The centre will rationalise subsidies to ensure that only the deserving benefit from them and that the subsidy bill is kept in check, which, according to finance minister Arun Jaitley, will be one of the major tasks before the expenditure management commission that will be set up in the coming days (See: Expenditure management panel in offing, Jaitley tells House).
Jaitley informed Lok Sabha on Friday that government is determined to rationalise subsidies so as to ensure that only the vulnerable sections get its benefits.
Without proper curbs on expenditure, he said, India's fiscal deficit target for the current fiscal year will be a "daunting" task.
Jaitley, in his budget, had promised to narrow the country's fiscal deficit to 4.1 per cent of gross domestic product in the year to March 2015 from 4.5 per cent in the previous financial year.
The finance minister said in view the importance of keeping fiscal deficits under control, the government proposes to bring down major subsidies from 2.2 per cent of GDP in 2013-14 (revised estimates) to 2.03 per cent of the GDP in 2014-15 (budget estimates).
"With active policy measures / reforms of the government to contain fiscal deficit and quantum of subsidy bill it is expected that the subsidy will progressively reduce. It is proposed to keep the subsidy level at 1.7 per cent and 1.6 per cent of GDP in 2015-16 and 2016-17 respectively," he stated in a written reply.
Economists have, meanwhile, dubbed the deficit target rather optimistic, citing weak tax receipts in a sluggish economy and high government expenditure commitments.
To a supplementary on the need to improve tax collections and recovering pending tax dues instead of slashing subsidies to improve the fiscal deficit, Jaitley said fiscal deficit is a situation which is reached when government's expenditures go out of control and there is no rise in revenue.
He said taxation has to be rationalised to make Indian products competitive. He said better saleability of products would mean increase in growth which would lead to larger revenue.
The finance minister said the present government is clear that increased taxes lead to sluggish economy.
Responding to another supplementary as to whether government will pass on to the consumers the hike in urea prices after the price of natural gas is raised, he said the question is based on a "hypothetical premise".
The new government is considering whether to increase gas prices and the decision it takes will be informed to the House, he said.

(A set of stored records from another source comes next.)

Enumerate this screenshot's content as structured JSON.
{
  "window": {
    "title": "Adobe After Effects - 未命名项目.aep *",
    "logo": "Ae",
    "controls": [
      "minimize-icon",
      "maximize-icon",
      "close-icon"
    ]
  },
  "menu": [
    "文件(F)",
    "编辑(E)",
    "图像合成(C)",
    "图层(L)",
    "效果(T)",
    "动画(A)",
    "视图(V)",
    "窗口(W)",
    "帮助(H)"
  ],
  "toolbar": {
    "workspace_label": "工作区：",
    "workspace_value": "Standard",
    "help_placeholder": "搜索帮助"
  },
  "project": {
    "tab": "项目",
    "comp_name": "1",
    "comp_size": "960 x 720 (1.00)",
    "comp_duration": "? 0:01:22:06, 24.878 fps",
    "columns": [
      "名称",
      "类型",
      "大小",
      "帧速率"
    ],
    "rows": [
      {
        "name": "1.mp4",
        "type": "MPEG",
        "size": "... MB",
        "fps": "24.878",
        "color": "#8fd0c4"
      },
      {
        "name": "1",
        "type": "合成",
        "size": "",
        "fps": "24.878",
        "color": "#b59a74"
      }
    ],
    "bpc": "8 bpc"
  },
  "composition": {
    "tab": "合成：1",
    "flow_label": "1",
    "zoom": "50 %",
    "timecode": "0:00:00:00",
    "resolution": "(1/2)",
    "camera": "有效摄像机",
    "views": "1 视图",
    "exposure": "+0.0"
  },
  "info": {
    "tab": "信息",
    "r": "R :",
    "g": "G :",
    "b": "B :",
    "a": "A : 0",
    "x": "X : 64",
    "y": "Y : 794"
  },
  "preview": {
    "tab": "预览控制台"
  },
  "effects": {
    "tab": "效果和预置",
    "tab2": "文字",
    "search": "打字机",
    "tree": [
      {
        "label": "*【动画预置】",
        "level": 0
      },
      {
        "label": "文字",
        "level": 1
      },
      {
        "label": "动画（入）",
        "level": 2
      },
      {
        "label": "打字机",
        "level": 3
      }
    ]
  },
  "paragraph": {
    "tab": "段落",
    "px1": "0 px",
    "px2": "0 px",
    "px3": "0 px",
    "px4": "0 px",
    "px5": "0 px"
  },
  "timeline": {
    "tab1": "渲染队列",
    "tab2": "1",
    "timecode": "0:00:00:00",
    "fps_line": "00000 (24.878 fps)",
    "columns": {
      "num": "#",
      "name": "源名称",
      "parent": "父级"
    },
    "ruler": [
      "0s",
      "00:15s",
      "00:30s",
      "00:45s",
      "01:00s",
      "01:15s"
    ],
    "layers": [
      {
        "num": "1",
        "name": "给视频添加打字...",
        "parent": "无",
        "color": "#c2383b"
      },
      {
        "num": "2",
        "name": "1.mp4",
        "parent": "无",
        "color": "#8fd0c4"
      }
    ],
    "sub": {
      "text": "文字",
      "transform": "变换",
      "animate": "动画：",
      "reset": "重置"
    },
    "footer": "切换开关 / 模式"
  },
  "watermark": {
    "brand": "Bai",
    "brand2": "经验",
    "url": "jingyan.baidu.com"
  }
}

On providing subsidies or free power supply to farmers, he said, a government can spend within its means. If it borrows to spend, the next generation will have to repay the debts. Debts, he said, means more taxes.
He said since electricity is a state subject, states which can afford can give subsidy.